**SOURCE DATA**
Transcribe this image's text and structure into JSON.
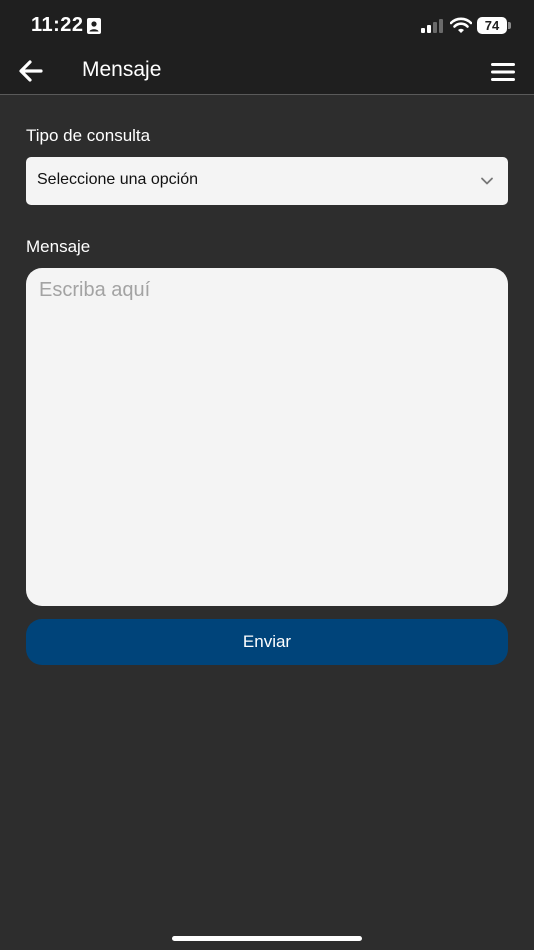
{
  "status_bar": {
    "time": "11:22",
    "battery_level": "74",
    "icons": [
      "contact-card-icon",
      "cellular-signal-icon",
      "wifi-icon",
      "battery-icon"
    ]
  },
  "header": {
    "title": "Mensaje",
    "back_icon": "arrow-left-icon",
    "menu_icon": "hamburger-menu-icon"
  },
  "form": {
    "query_type_label": "Tipo de consulta",
    "query_type_selected": "Seleccione una opción",
    "message_label": "Mensaje",
    "message_value": "",
    "message_placeholder": "Escriba aquí",
    "submit_label": "Enviar"
  },
  "colors": {
    "background": "#2d2d2d",
    "header_background": "#1f1f1f",
    "input_background": "#f4f4f4",
    "primary_button": "#00447a"
  }
}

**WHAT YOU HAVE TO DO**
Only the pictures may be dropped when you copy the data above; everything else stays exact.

**TASK OUTPUT**
Transcribe this image's text and structure into JSON.
{
  "status_bar": {
    "time": "11:22",
    "battery_level": "74",
    "icons": [
      "contact-card-icon",
      "cellular-signal-icon",
      "wifi-icon",
      "battery-icon"
    ]
  },
  "header": {
    "title": "Mensaje",
    "back_icon": "arrow-left-icon",
    "menu_icon": "hamburger-menu-icon"
  },
  "form": {
    "query_type_label": "Tipo de consulta",
    "query_type_selected": "Seleccione una opción",
    "message_label": "Mensaje",
    "message_value": "",
    "message_placeholder": "Escriba aquí",
    "submit_label": "Enviar"
  },
  "colors": {
    "background": "#2d2d2d",
    "header_background": "#1f1f1f",
    "input_background": "#f4f4f4",
    "primary_button": "#00447a"
  }
}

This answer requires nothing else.